Inspiration for story ideas is a difficult task for many writers. Very often, when beginning writers ask this question, they’re looking for a one size fits all solution. The onlooker is looking for some sort of magical key of understanding that demystifies the entire creative process. Well, the good news is that you can get ideas fro a wide variety of places. Much of the great literature studied in universities spans a wide variety of topics (for example, Mrs. Dalloway, a slice of life story). What you also find is that the story always some how traces back to the author, which is to say, your writing is not only uniquely yours, and it is, in some way or another, a part of your life story.

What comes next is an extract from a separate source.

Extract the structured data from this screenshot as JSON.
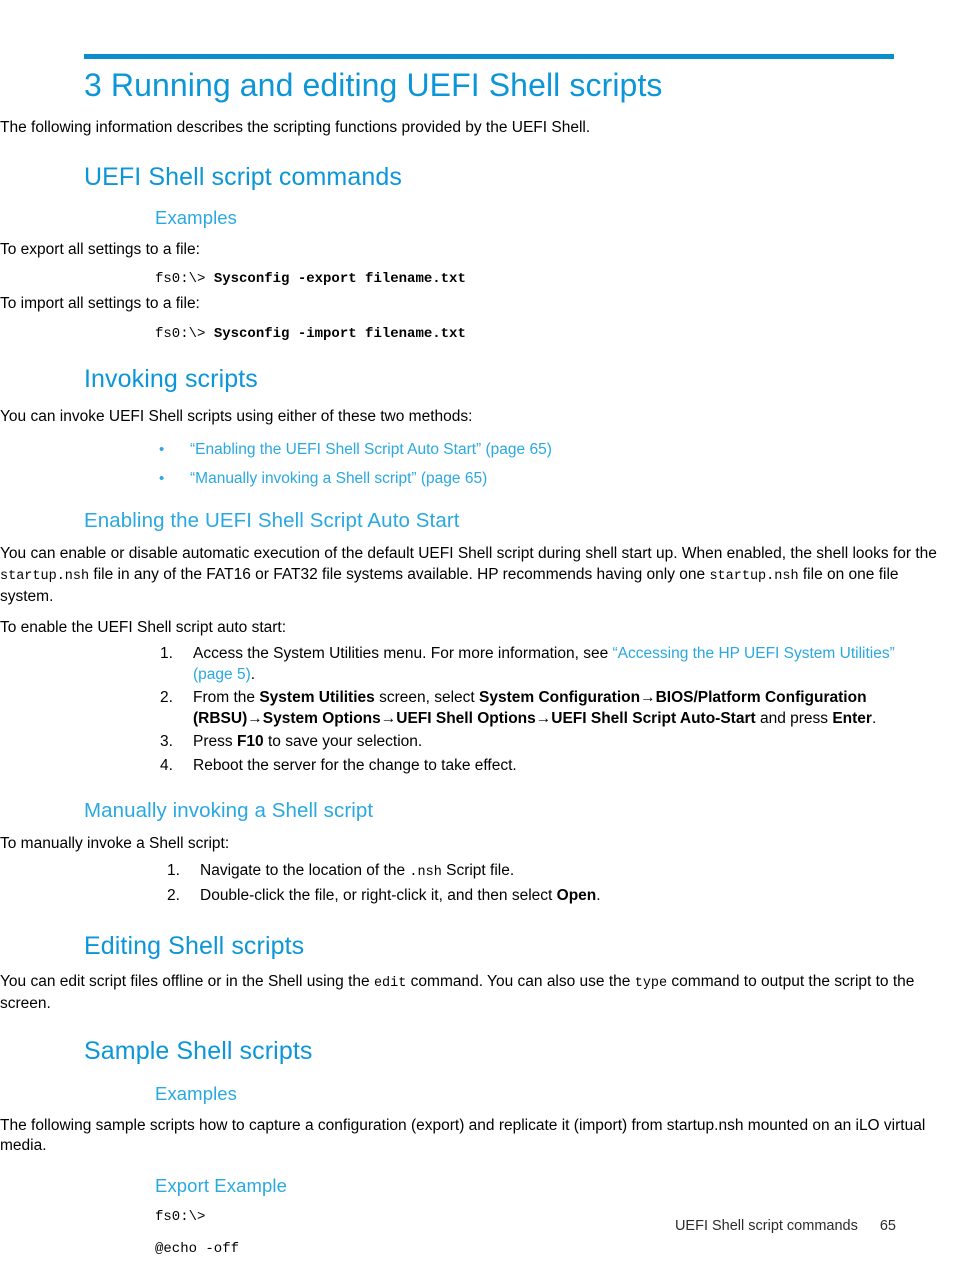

Don’t believe me? Last year Plato’s Republic served as the basis for my novel, and I’m continuing that story this year (after a much needed revelation about how to handle one of my characters). I studied antiquity in college as my minor, and Republic showed up in more than one course. While I may never accurately place or describe how it actually came to me to do this, other than one day I thought, “why not?” after my classical political thought class, anyone can look at my fascination with that period of history and point to it as a starting place.
Maybe you start with a man walking out of a house. My story telling professor had us write a story about a man who walked out of his house, and got into his car. What happened after that was completely up to us, the author of the tale. Or, have a character miss a train (intentionally or accidentally). Find a photo and write the story behind it. You never know when the mundane will lead to something extraordinary.
The possibilities are limitless when you stop looking for the extraordinary. Explore topics you’ve always wanted to explore. The only thing limiting your creative bounds is you. Go out on a limb and write about characters who don’t share your world view and see how they thrive, or fail to thrive. Explore a familiar topic from different angles. Dip your toe in a genre you don’t normally write in – a lot of times creativity thrives on putting ourselves in unfamiliar waters. Often I’ve discovered that my writing is much stronger or my plotting is much better in a particular genre.